A similar situation happens for instance with power series. The series $\sum_{n=0}^\infty z^n$ converges on the unit disc to $1/(1-z)$. This function is defined on the whole plane wth the point $1$ removed, but agrees with the series only on the unit disc.
WolphramAlpha is right in telling that your integral does not converge. As $t\to\infty$, the integrand is like $1/\sqrt{2\,t}$.
Thanks for the reply.. I've overlooked the definition that for negative $z$'s it cannot be written as the integral form. How can I rigorously prove that the integral does not converge? – David L Nov 26 '11 at 9:18

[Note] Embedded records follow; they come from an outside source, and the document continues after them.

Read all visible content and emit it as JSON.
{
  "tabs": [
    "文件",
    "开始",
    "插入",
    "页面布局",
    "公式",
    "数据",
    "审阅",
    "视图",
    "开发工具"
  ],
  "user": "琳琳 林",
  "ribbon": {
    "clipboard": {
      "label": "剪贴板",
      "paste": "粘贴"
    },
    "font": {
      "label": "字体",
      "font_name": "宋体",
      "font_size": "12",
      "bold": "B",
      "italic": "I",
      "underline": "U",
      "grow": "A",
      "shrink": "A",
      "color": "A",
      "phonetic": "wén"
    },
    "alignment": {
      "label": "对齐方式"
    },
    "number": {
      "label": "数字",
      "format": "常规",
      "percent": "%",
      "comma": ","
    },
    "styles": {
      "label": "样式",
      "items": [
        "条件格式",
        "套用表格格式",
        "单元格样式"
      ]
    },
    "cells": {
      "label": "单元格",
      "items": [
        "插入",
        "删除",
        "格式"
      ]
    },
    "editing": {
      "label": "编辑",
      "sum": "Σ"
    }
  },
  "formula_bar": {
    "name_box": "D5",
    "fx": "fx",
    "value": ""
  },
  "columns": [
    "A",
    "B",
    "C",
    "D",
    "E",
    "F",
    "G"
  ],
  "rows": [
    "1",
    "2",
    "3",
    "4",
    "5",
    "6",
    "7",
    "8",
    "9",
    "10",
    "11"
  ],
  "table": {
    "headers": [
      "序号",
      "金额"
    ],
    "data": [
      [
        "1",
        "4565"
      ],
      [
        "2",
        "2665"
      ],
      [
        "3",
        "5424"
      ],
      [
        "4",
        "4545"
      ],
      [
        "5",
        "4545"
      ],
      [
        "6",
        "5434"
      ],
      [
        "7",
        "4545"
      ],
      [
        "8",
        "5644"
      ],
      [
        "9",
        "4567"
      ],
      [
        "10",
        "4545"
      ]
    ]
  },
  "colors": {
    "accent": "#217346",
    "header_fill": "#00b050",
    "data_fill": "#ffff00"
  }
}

@David The integral is greater than $\int_0^{1}\frac{1}{\sqrt{2t}}\textrm{e}^{-\frac{1}{2t}}\ dt+\textrm{e}^{-1/2}\int_1^{\infty}\frac{1}{\sqrt{2t}}\ dt$. – alex.jordan Nov 26 '11 at 9:49